The exclusive clubs were located along Pall Mall and St. James. The most famous of all to Regency Readers is White's. White's Chocolate House was founded in 1693 and started as a public coffee house. A fire destroyed the building in 1753, and White's was moved to St. James Street. Although politics played a part in the club's membership roster, at most times, including the Regency, White's was predominantly a social club. Beau Brummel gazed lazily out the bow-fronted window at White's and made judgments as the fashionable of London walked by, hundreds of years before Mr. Blackwell ever thought of a worst-dressed list. The club allowed cards, drinking, and dinner, and was most notable for it's betting book where gentlemen cast their wagers on anything and everything.
Boodles was a club that started in 1762 as a political club, but quickly established its name as the club without scandal. It was stodgy, refined, and completely English. Servants wore black knee-breeches, there was a "dirty room" for those who had the misfortune to attend dinner in less than the proper attire, and coins were boiled before they were given to members.
Brooks was one of the more popular clubs during the Regency. And yes, it best known as a gambling establishment. Charles James Fox, a heavy politico and gambler extraordinaire, was a frequent visitor. History has it that he played for 22 consecutive hours and lost 11,000 guineas that night. Eventually, the man was overcome by his debts, but in the true spirit of friendship, his club buddies bailed him out (presumably so they could win off him again).
The most famous of all was originated by Sir Walter Raleigh and met at the Mermaid Tavern on Bread Street in Cheapside. Shakespeare, Beaumont, Fletcher, and Donne were members. Ben Jonson and Shakespeare were frequent verbal sparring partners, Jonson the refined academic, and Shakespeare the quick-wit. Oh, to have been a fly on that wall!
Memberships in most clubs was a cut-throat business. New members were approved by a committee, and then voted on by the general membership. If a man wasn't of the right caliber, or political affiliation, he would be refused. In some families, club memberships have passed down through generations. Very few men of stature or import did not belong to one club or another. It seemed to be almost expected.
Sadly, the days of a refined gentleman's club are fading rapidly. In 1900, there were more than 200 clubs in London. Most are now gone.
Kathleen O?Reilly wrote her first romance at the age of eleven, which to her undying embarrassment was read aloud to her class. After taking over twenty years to recover from the profound distress, she is now proud to announce her new career - a romance author. Kathleen lives in Austin with her husband and their two children who outwit her daily.

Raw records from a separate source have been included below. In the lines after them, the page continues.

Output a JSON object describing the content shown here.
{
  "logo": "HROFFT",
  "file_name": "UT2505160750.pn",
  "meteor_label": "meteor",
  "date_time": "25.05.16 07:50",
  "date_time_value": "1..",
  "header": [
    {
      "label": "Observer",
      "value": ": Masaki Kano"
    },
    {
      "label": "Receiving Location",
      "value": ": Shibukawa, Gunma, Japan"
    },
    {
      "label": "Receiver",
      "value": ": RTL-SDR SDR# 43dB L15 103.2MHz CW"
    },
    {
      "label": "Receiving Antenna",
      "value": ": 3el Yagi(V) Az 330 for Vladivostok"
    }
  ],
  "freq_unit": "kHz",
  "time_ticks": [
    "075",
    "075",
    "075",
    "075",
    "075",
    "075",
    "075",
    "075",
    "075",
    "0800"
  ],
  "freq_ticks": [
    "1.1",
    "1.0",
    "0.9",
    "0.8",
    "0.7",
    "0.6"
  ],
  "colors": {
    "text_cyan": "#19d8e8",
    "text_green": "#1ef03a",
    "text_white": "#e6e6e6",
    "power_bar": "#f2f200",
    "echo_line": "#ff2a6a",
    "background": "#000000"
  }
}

A CHRISTMAS CAROL, Kathleen's first "published" novel will be released in December 2001 from Harlequin Duets. And, her first long historical, TOUCHED BY FIRE, will be a January 2002 release from Jove.
We hope she will someday share her first "unpublished" story with us.